BEGIN Material provided
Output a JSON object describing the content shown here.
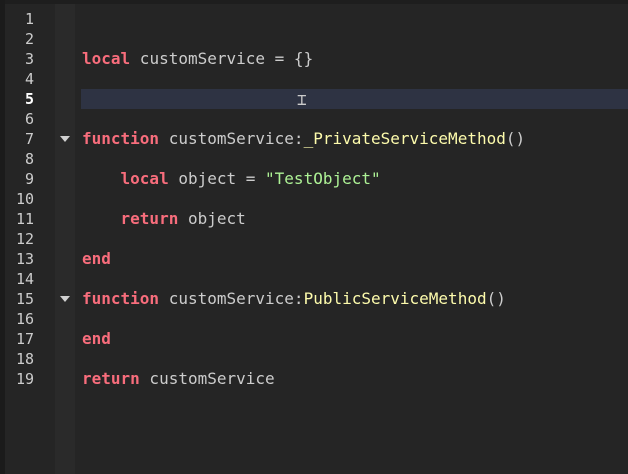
{
  "editor": {
    "current_line": 5,
    "line_numbers": [
      "1",
      "2",
      "3",
      "4",
      "5",
      "6",
      "7",
      "8",
      "9",
      "10",
      "11",
      "12",
      "13",
      "14",
      "15",
      "16",
      "17",
      "18",
      "19"
    ],
    "folds": [
      7,
      15
    ],
    "lines": [
      [],
      [],
      [
        {
          "t": "local",
          "c": "kw"
        },
        {
          "t": " customService = {}",
          "c": ""
        }
      ],
      [],
      [],
      [],
      [
        {
          "t": "function",
          "c": "kw"
        },
        {
          "t": " customService:",
          "c": ""
        },
        {
          "t": "_PrivateServiceMethod",
          "c": "fn"
        },
        {
          "t": "()",
          "c": ""
        }
      ],
      [],
      [
        {
          "t": "    ",
          "c": ""
        },
        {
          "t": "local",
          "c": "kw"
        },
        {
          "t": " object = ",
          "c": ""
        },
        {
          "t": "\"TestObject\"",
          "c": "str"
        }
      ],
      [],
      [
        {
          "t": "    ",
          "c": ""
        },
        {
          "t": "return",
          "c": "kw"
        },
        {
          "t": " object",
          "c": ""
        }
      ],
      [],
      [
        {
          "t": "end",
          "c": "kw"
        }
      ],
      [],
      [
        {
          "t": "function",
          "c": "kw"
        },
        {
          "t": " customService:",
          "c": ""
        },
        {
          "t": "PublicServiceMethod",
          "c": "fn"
        },
        {
          "t": "()",
          "c": ""
        }
      ],
      [],
      [
        {
          "t": "end",
          "c": "kw"
        }
      ],
      [],
      [
        {
          "t": "return",
          "c": "kw"
        },
        {
          "t": " customService",
          "c": ""
        }
      ]
    ]
  }
}
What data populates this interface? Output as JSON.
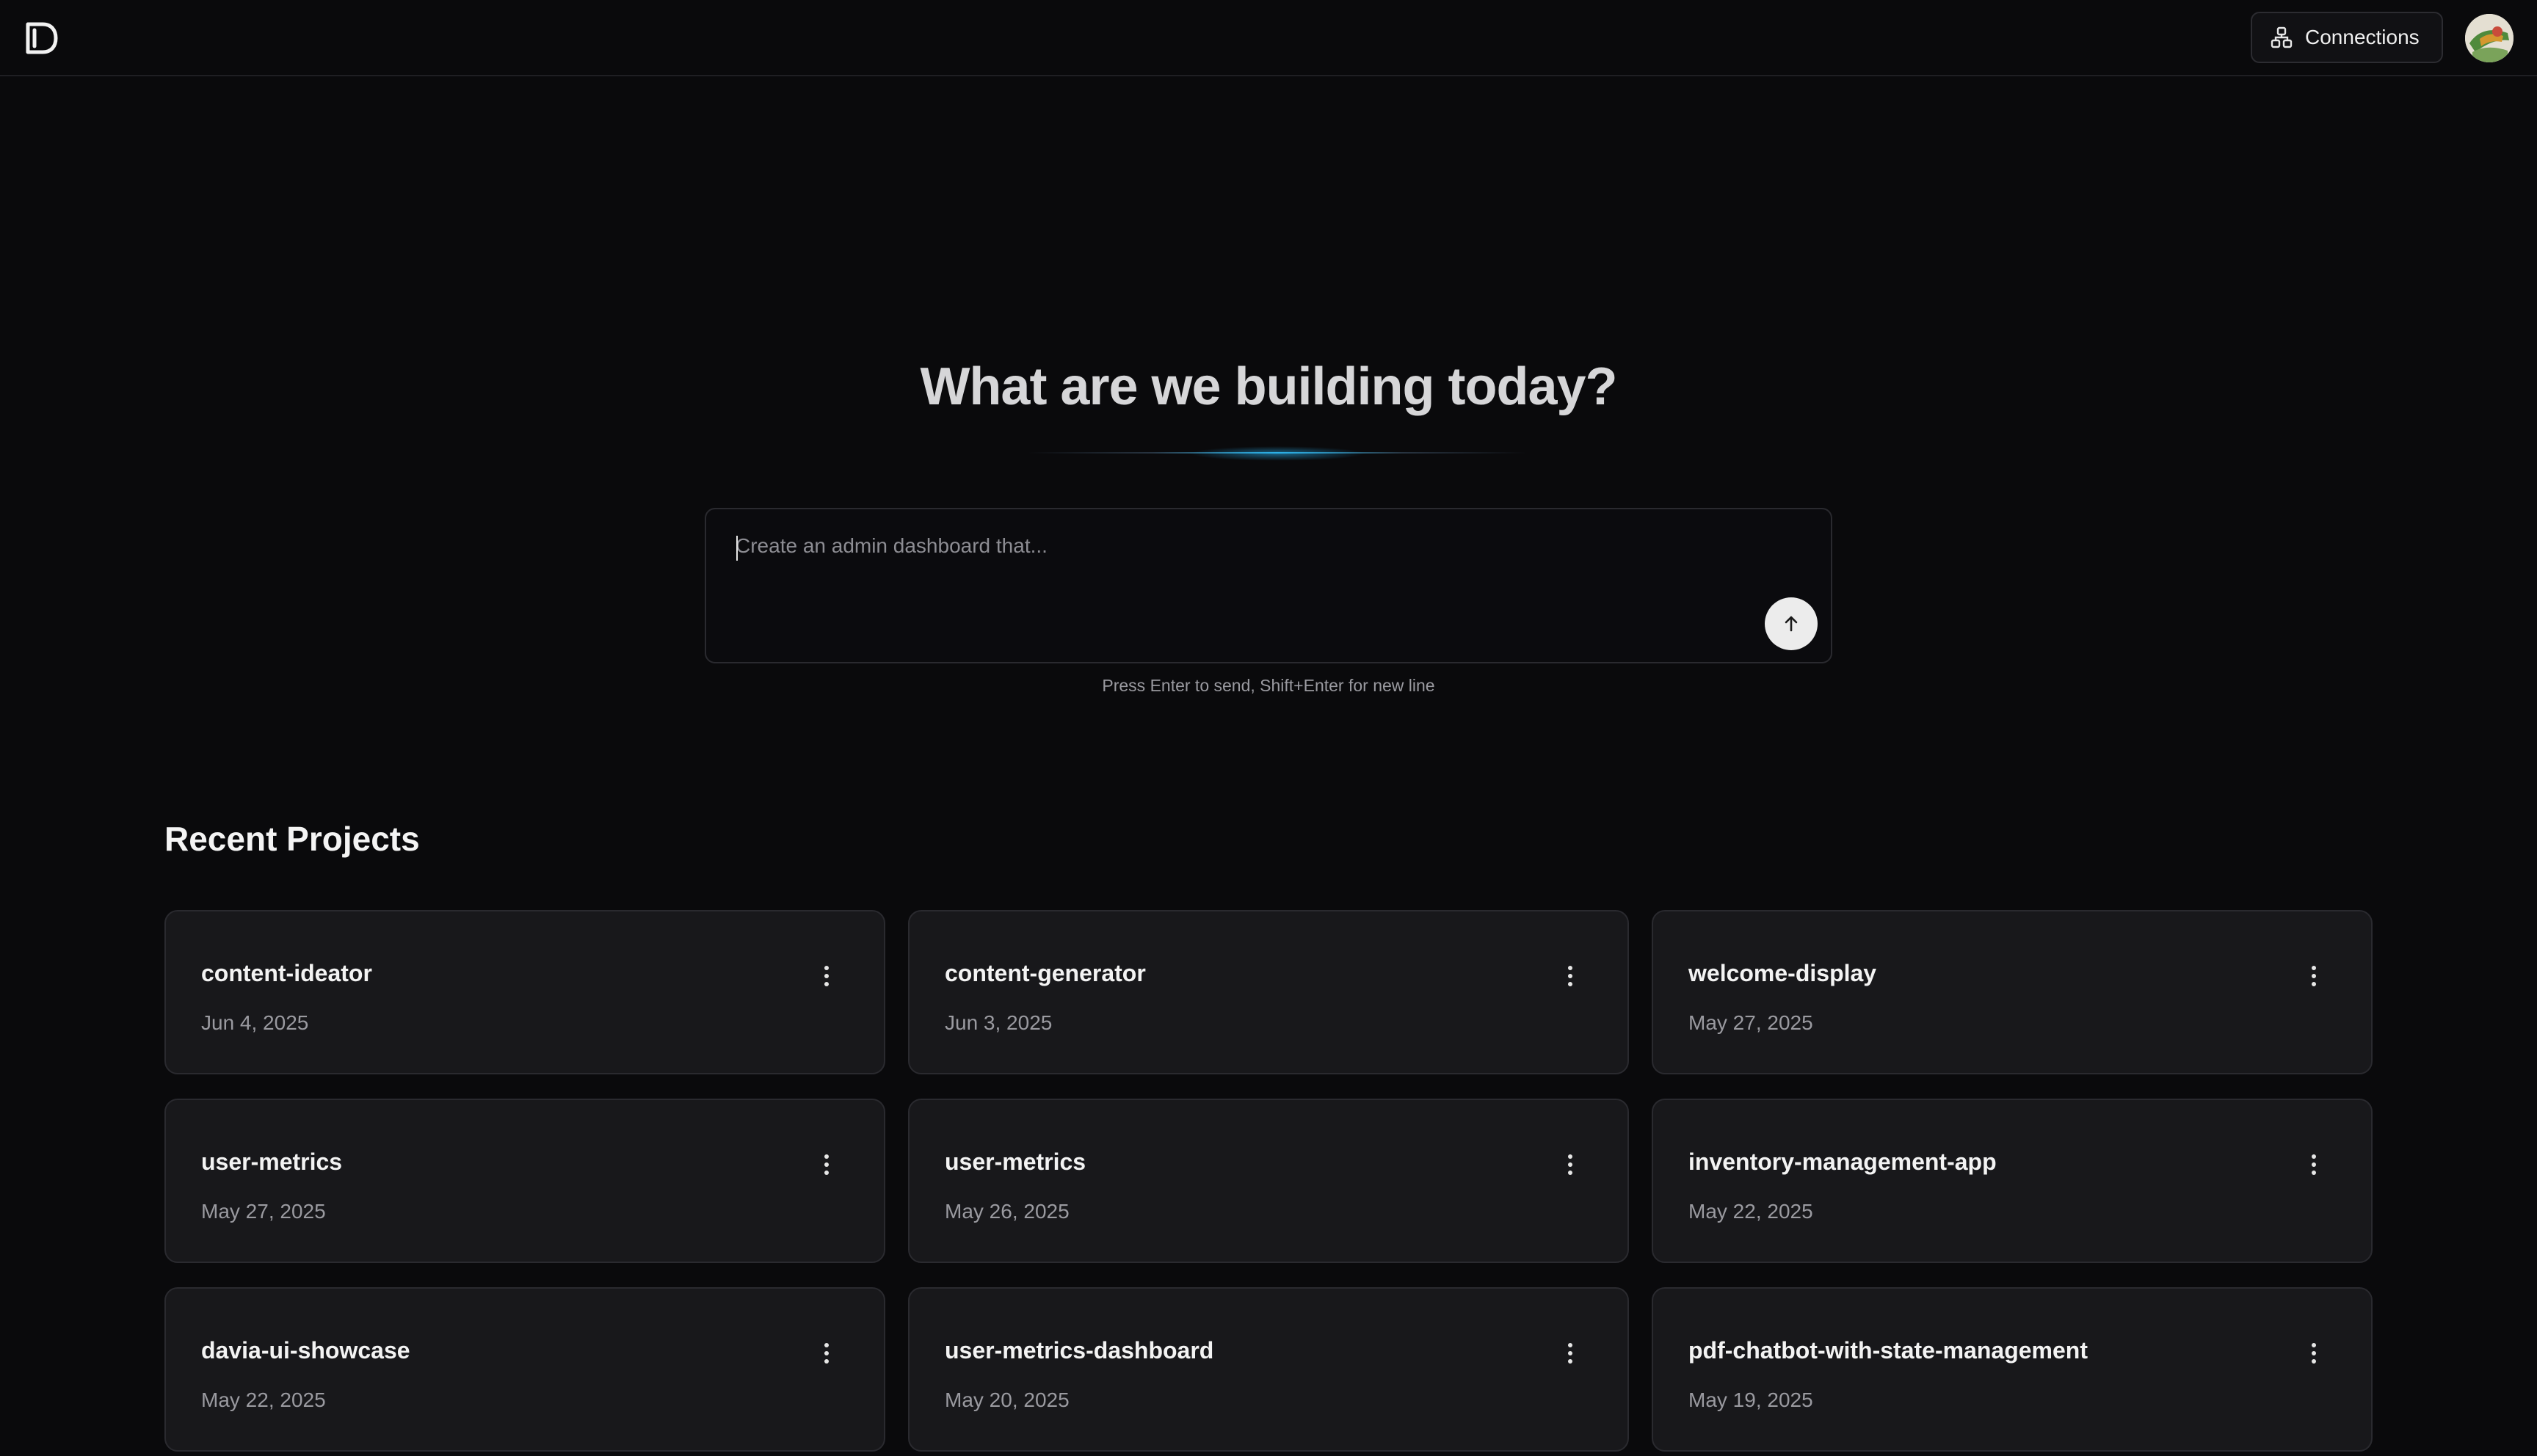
{
  "header": {
    "logo_icon": "davia-logo-icon",
    "connections_label": "Connections",
    "connections_icon": "network-icon",
    "avatar_icon": "user-avatar"
  },
  "hero": {
    "title": "What are we building today?",
    "prompt_placeholder": "Create an admin dashboard that...",
    "prompt_value": "",
    "send_icon": "arrow-up-icon",
    "hint": "Press Enter to send, Shift+Enter for new line",
    "accent_color": "#2fb6e8"
  },
  "recent": {
    "title": "Recent Projects",
    "menu_icon": "more-vertical-icon",
    "projects": [
      {
        "name": "content-ideator",
        "date": "Jun 4, 2025"
      },
      {
        "name": "content-generator",
        "date": "Jun 3, 2025"
      },
      {
        "name": "welcome-display",
        "date": "May 27, 2025"
      },
      {
        "name": "user-metrics",
        "date": "May 27, 2025"
      },
      {
        "name": "user-metrics",
        "date": "May 26, 2025"
      },
      {
        "name": "inventory-management-app",
        "date": "May 22, 2025"
      },
      {
        "name": "davia-ui-showcase",
        "date": "May 22, 2025"
      },
      {
        "name": "user-metrics-dashboard",
        "date": "May 20, 2025"
      },
      {
        "name": "pdf-chatbot-with-state-management",
        "date": "May 19, 2025"
      }
    ]
  }
}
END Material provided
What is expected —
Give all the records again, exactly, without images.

Your solution —
Output a JSON object describing the content shown here.
{
  "editor": {
    "current_line": 5,
    "line_numbers": [
      "1",
      "2",
      "3",
      "4",
      "5",
      "6",
      "7",
      "8",
      "9",
      "10",
      "11",
      "12",
      "13",
      "14",
      "15",
      "16",
      "17",
      "18",
      "19"
    ],
    "folds": [
      7,
      15
    ],
    "lines": [
      [],
      [],
      [
        {
          "t": "local",
          "c": "kw"
        },
        {
          "t": " customService = {}",
          "c": ""
        }
      ],
      [],
      [],
      [],
      [
        {
          "t": "function",
          "c": "kw"
        },
        {
          "t": " customService:",
          "c": ""
        },
        {
          "t": "_PrivateServiceMethod",
          "c": "fn"
        },
        {
          "t": "()",
          "c": ""
        }
      ],
      [],
      [
        {
          "t": "    ",
          "c": ""
        },
        {
          "t": "local",
          "c": "kw"
        },
        {
          "t": " object = ",
          "c": ""
        },
        {
          "t": "\"TestObject\"",
          "c": "str"
        }
      ],
      [],
      [
        {
          "t": "    ",
          "c": ""
        },
        {
          "t": "return",
          "c": "kw"
        },
        {
          "t": " object",
          "c": ""
        }
      ],
      [],
      [
        {
          "t": "end",
          "c": "kw"
        }
      ],
      [],
      [
        {
          "t": "function",
          "c": "kw"
        },
        {
          "t": " customService:",
          "c": ""
        },
        {
          "t": "PublicServiceMethod",
          "c": "fn"
        },
        {
          "t": "()",
          "c": ""
        }
      ],
      [],
      [
        {
          "t": "end",
          "c": "kw"
        }
      ],
      [],
      [
        {
          "t": "return",
          "c": "kw"
        },
        {
          "t": " customService",
          "c": ""
        }
      ]
    ]
  }
}
What data populates this interface? Output as JSON.
{
  "header": {
    "logo_icon": "davia-logo-icon",
    "connections_label": "Connections",
    "connections_icon": "network-icon",
    "avatar_icon": "user-avatar"
  },
  "hero": {
    "title": "What are we building today?",
    "prompt_placeholder": "Create an admin dashboard that...",
    "prompt_value": "",
    "send_icon": "arrow-up-icon",
    "hint": "Press Enter to send, Shift+Enter for new line",
    "accent_color": "#2fb6e8"
  },
  "recent": {
    "title": "Recent Projects",
    "menu_icon": "more-vertical-icon",
    "projects": [
      {
        "name": "content-ideator",
        "date": "Jun 4, 2025"
      },
      {
        "name": "content-generator",
        "date": "Jun 3, 2025"
      },
      {
        "name": "welcome-display",
        "date": "May 27, 2025"
      },
      {
        "name": "user-metrics",
        "date": "May 27, 2025"
      },
      {
        "name": "user-metrics",
        "date": "May 26, 2025"
      },
      {
        "name": "inventory-management-app",
        "date": "May 22, 2025"
      },
      {
        "name": "davia-ui-showcase",
        "date": "May 22, 2025"
      },
      {
        "name": "user-metrics-dashboard",
        "date": "May 20, 2025"
      },
      {
        "name": "pdf-chatbot-with-state-management",
        "date": "May 19, 2025"
      }
    ]
  }
}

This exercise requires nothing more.